Advances in manufacturing technology and automation are likely to be key in accelerating reshoring efforts and overall U.S. manufacturing investment. More robotics and automated production lines, and less reliance on low-cost, manual labor found in most offshore locations, means products can be made in the U.S. at a more competitive cost than before. These advanced manufacturing plants, however, still require a workforce – in fact, there will be increased demand for additional skilled workers (e.g., engineers, mechanics, electricians, etc.), to uphold the nation’s fast-moving innovation.
As a result of U.S. manufacturers revisiting their capabilities to address essential product needs, these efforts may enlighten additional outside-the-box thinking. If companies can pivot to new product lines in a time of need, what else might they be able to make to fill other supply chain gaps?
Some innovators with access to 3D printing or next-gen manufacturing equipment have shifted gears quickly to produce face masks and other PPE, and develop mass testing methods for COVID-19 and other medical areas. After the crisis wanes, these visionaries have the capability to develop longer-term product lines.
U.S. Manufacturers are Ready
The need for revamped manufacturing strategies will certainly outlive the current COVID-19 crisis.
As a Wall Street Journal piece from November 2019 stated, “It’s time for the U.S. to adopt an industrial policy for the century ahead… (That is,) a program for helping Americans to compete with foreign manufacturers and maintain our ever more precarious edge in innovation.”
This crisis has demonstrated that the “innovation edge” in the U.S. is alive and well.

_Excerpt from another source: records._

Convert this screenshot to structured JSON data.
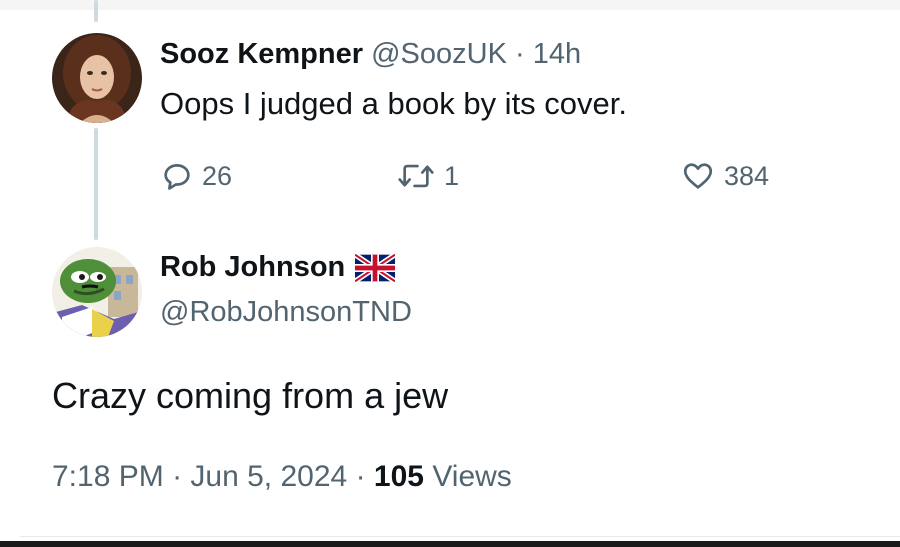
{
  "parent_tweet": {
    "author_name": "Sooz Kempner",
    "handle": "@SoozUK",
    "separator": "·",
    "time_ago": "14h",
    "text": "Oops I judged a book by its cover.",
    "replies": "26",
    "retweets": "1",
    "likes": "384",
    "avatar_icon": "person-photo-avatar"
  },
  "reply_tweet": {
    "author_name": "Rob Johnson",
    "flag_icon": "uk-flag-icon",
    "handle": "@RobJohnsonTND",
    "text": "Crazy coming from a jew",
    "time": "7:18 PM",
    "separator": "·",
    "date": "Jun 5, 2024",
    "views_count": "105",
    "views_label": "Views",
    "avatar_icon": "cartoon-frog-avatar"
  },
  "colors": {
    "text_primary": "#0f1419",
    "text_secondary": "#536471",
    "thread_line": "#cfd9de"
  }
}
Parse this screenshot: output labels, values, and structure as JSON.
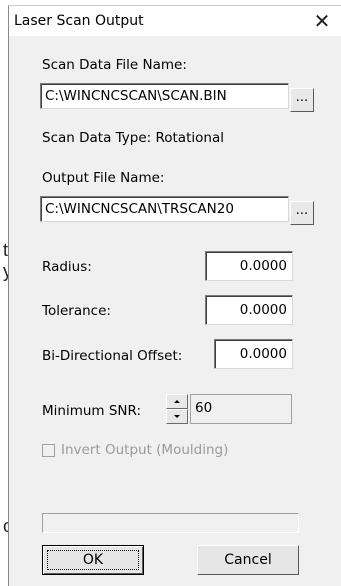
{
  "dialog": {
    "title": "Laser Scan Output",
    "close_glyph": "✕"
  },
  "background": {
    "edge_chars": [
      "t",
      "y",
      "o"
    ]
  },
  "scan_data_file": {
    "label": "Scan Data File Name:",
    "value": "C:\\WINCNCSCAN\\SCAN.BIN",
    "browse_label": "..."
  },
  "scan_data_type": {
    "label": "Scan Data Type: Rotational"
  },
  "output_file": {
    "label": "Output File Name:",
    "value": "C:\\WINCNCSCAN\\TRSCAN20",
    "browse_label": "..."
  },
  "radius": {
    "label": "Radius:",
    "value": "0.0000"
  },
  "tolerance": {
    "label": "Tolerance:",
    "value": "0.0000"
  },
  "bidir_offset": {
    "label": "Bi-Directional Offset:",
    "value": "0.0000"
  },
  "min_snr": {
    "label": "Minimum SNR:",
    "value": "60"
  },
  "invert_output": {
    "label": "Invert Output (Moulding)",
    "checked": false,
    "enabled": false
  },
  "progress": {
    "fraction": 0
  },
  "buttons": {
    "ok_label": "OK",
    "cancel_label": "Cancel"
  },
  "icons": {
    "close": "close-icon",
    "spin_up": "chevron-up-icon",
    "spin_down": "chevron-down-icon"
  }
}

Armed with new perspectives coming out of COVID-19, U.S. manufacturing is poised to not only get the economy humming again, but also roaring into a new era.